Anne with more on outlining. Outlining a novel can never for me be the complete story. I want to discover as I write. I am too much of an instinctive writer to ever trust a complete outline in advance of any novel.
What I want more than anything is a road map to get going, a sense of destination, a guide as I plunge into the messy process of discovery. So I suppose I will always be balancing the need to outline with the respect I have for the organic growth of any plot or character. Outlines have helped me most with the opening chapters, or with the concluding chapters.

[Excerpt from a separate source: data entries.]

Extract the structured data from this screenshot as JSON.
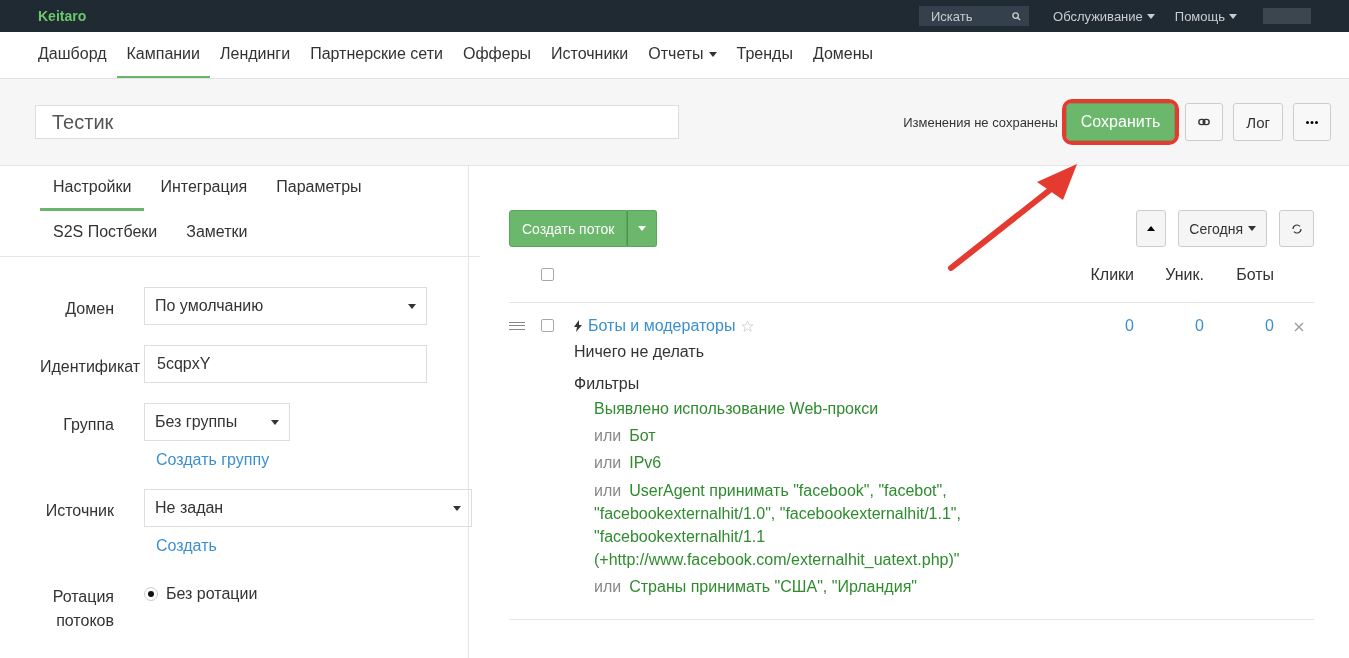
{
  "topbar": {
    "logo": "Keitaro",
    "search": {
      "placeholder": "Искать"
    },
    "menus": [
      "Обслуживание",
      "Помощь"
    ]
  },
  "nav": [
    {
      "label": "Дашборд",
      "selected": false,
      "dropdown": false
    },
    {
      "label": "Кампании",
      "selected": true,
      "dropdown": false
    },
    {
      "label": "Лендинги",
      "selected": false,
      "dropdown": false
    },
    {
      "label": "Партнерские сети",
      "selected": false,
      "dropdown": false
    },
    {
      "label": "Офферы",
      "selected": false,
      "dropdown": false
    },
    {
      "label": "Источники",
      "selected": false,
      "dropdown": false
    },
    {
      "label": "Отчеты",
      "selected": false,
      "dropdown": true
    },
    {
      "label": "Тренды",
      "selected": false,
      "dropdown": false
    },
    {
      "label": "Домены",
      "selected": false,
      "dropdown": false
    }
  ],
  "header": {
    "name": "Тестик",
    "status": "Изменения не сохранены",
    "save": {
      "label": "Сохранить",
      "highlighted": true
    },
    "log": "Лог"
  },
  "settings_tabs": [
    {
      "label": "Настройки",
      "selected": true
    },
    {
      "label": "Интеграция",
      "selected": false
    },
    {
      "label": "Параметры",
      "selected": false
    },
    {
      "label": "S2S Постбеки",
      "selected": false
    },
    {
      "label": "Заметки",
      "selected": false
    }
  ],
  "form": [
    {
      "kind": "select",
      "label": "Домен",
      "value": "По умолчанию"
    },
    {
      "kind": "input",
      "label": "Идентификат",
      "value": "5cqpxY"
    },
    {
      "kind": "select",
      "label": "Группа",
      "value": "Без группы",
      "link": "Создать группу"
    },
    {
      "kind": "select",
      "label": "Источник",
      "value": "Не задан",
      "link": "Создать"
    },
    {
      "kind": "radio",
      "label": "Ротация потоков",
      "options": [
        {
          "label": "Без ротации",
          "selected": true
        }
      ]
    }
  ],
  "streams": {
    "create": "Создать поток",
    "period": "Сегодня",
    "select_all": false,
    "columns": [
      "Клики",
      "Уник.",
      "Боты"
    ],
    "rows": [
      {
        "name": "Боты и модераторы",
        "starred": false,
        "checked": false,
        "action": "Ничего не делать",
        "filters_title": "Фильтры",
        "filters": [
          {
            "text": "Выявлено использование Web-прокси"
          },
          {
            "prefix": "или",
            "text": "Бот"
          },
          {
            "prefix": "или",
            "text": "IPv6"
          },
          {
            "prefix": "или",
            "text": "UserAgent принимать \"facebook\", \"facebot\", \"facebookexternalhit/1.0\", \"facebookexternalhit/1.1\", \"facebookexternalhit/1.1 (+http://www.facebook.com/externalhit_uatext.php)\""
          },
          {
            "prefix": "или",
            "text": "Страны принимать \"США\", \"Ирландия\""
          }
        ],
        "values": [
          "0",
          "0",
          "0"
        ]
      }
    ]
  }
}
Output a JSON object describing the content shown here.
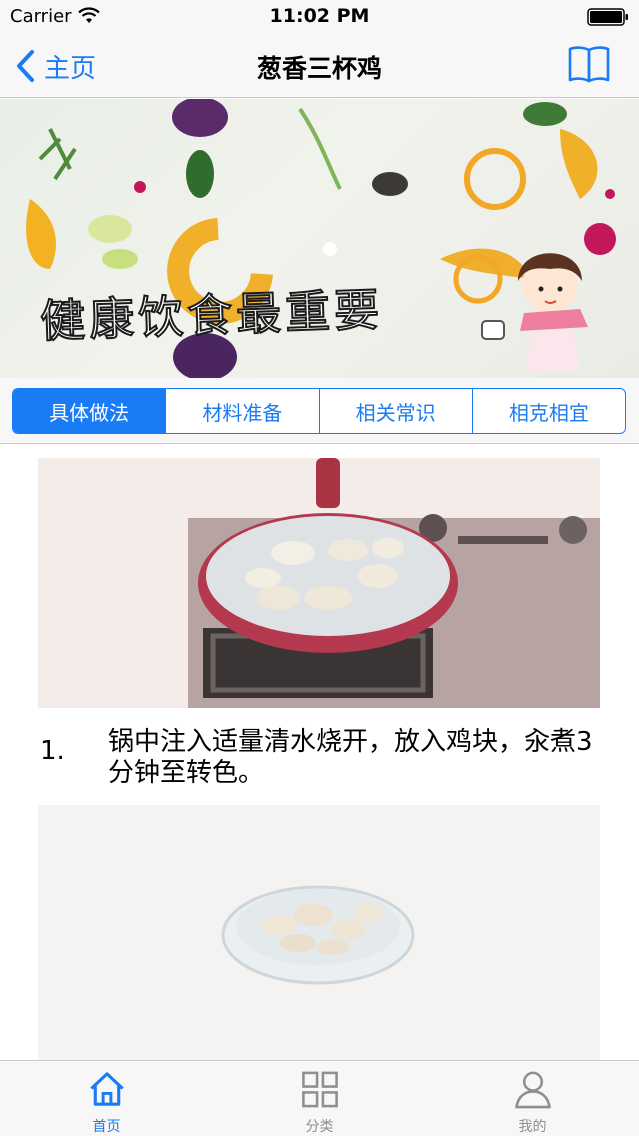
{
  "status_bar": {
    "carrier": "Carrier",
    "time": "11:02 PM",
    "wifi_icon": "wifi-icon",
    "battery_icon": "battery-icon"
  },
  "nav": {
    "back_label": "主页",
    "title": "葱香三杯鸡",
    "back_icon": "chevron-left-icon",
    "right_icon": "book-icon"
  },
  "banner": {
    "caption": "健康饮食最重要"
  },
  "segments": {
    "active_index": 0,
    "items": [
      {
        "label": "具体做法"
      },
      {
        "label": "材料准备"
      },
      {
        "label": "相关常识"
      },
      {
        "label": "相克相宜"
      }
    ]
  },
  "steps": [
    {
      "number": "1.",
      "text": "锅中注入适量清水烧开，放入鸡块，汆煮3分钟至转色。"
    }
  ],
  "tab_bar": {
    "active_index": 0,
    "items": [
      {
        "label": "首页",
        "icon": "home-icon"
      },
      {
        "label": "分类",
        "icon": "grid-icon"
      },
      {
        "label": "我的",
        "icon": "person-icon"
      }
    ]
  },
  "colors": {
    "accent": "#1a7cf5",
    "bar_background": "#f7f7f7",
    "inactive_tab": "#8e8e93"
  }
}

But most of the time, when I begin a novel I simply don't know enough to outline all of it. My characters have to be interacting, experiencing, talking, for me to know what really works. So my novels are never neat, never clean. They're always sloppy, and filled with twists and turns, with off the cuff observations, and trips into sensual experience. I like it that way. I like that when I read too. Much as I am thrilled by the abstract minimalist and disciplined prose of Flaubert or Hemingway, I am far more thrilled with the great sloppy genius of Dostoevsky or D. H. Lawrence.